The concept here is that the binding is the built in feature, but interpolation is done by functions. So those functions could have different rules or parameterizations.

e.g. today's REWORD allows you to specify delimiters:

>> reword/escape "abc*var*def" [var "hello"] ["*" "*"]
== "abchellodef"

>> reword/escape "abc*|var|*def" [var "hello"] ["*|" "|*"]
== "abchellodef"

My concept here is that binding would take the place of needing to provide the mapping from words to values, but that options like /ESCAPE could still exist. That would inhibit substitutions such as [1 "hello"] so maybe a more generic REWORD would still be useful.

It's nice to have heuristics that non-word characters act as implicit delimiters.
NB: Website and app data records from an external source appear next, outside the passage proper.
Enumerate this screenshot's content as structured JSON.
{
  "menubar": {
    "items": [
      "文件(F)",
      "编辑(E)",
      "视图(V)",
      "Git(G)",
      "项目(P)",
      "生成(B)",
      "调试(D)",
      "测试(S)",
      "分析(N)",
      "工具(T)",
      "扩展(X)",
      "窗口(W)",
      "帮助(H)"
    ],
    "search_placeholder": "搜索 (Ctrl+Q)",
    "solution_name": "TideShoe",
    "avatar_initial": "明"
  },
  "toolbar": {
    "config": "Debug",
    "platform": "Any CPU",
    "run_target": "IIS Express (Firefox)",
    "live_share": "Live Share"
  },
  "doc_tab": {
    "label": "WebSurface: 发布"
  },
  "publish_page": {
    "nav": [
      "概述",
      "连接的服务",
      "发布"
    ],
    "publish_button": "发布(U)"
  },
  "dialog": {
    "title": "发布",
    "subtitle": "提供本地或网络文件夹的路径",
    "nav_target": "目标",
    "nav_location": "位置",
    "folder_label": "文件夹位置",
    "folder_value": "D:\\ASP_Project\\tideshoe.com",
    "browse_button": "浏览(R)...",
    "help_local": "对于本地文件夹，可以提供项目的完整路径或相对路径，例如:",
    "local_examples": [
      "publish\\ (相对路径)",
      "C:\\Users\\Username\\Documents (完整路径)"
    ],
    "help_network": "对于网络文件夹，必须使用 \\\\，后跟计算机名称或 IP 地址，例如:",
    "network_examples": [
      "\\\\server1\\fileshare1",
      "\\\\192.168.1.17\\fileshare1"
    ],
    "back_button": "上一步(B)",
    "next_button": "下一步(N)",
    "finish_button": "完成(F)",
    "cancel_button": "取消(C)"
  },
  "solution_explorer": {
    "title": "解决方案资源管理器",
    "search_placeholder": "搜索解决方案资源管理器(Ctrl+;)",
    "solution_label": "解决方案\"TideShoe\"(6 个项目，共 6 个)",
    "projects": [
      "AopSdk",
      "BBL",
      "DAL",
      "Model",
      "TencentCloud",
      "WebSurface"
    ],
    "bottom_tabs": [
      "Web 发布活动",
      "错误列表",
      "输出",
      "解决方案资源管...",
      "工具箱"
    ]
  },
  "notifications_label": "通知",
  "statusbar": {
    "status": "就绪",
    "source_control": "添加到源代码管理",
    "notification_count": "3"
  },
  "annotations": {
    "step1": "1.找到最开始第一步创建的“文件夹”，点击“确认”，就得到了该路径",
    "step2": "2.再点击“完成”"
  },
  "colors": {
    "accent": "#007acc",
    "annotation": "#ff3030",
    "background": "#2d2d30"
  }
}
In particular, if we rule out the idea of / for field selection, we could expand URLs and files more simply. Though if you were trying to mix with dots of filenames you'd need something like parentheses:

interpolate http://$domain/$subfolder/$(obj.name).txt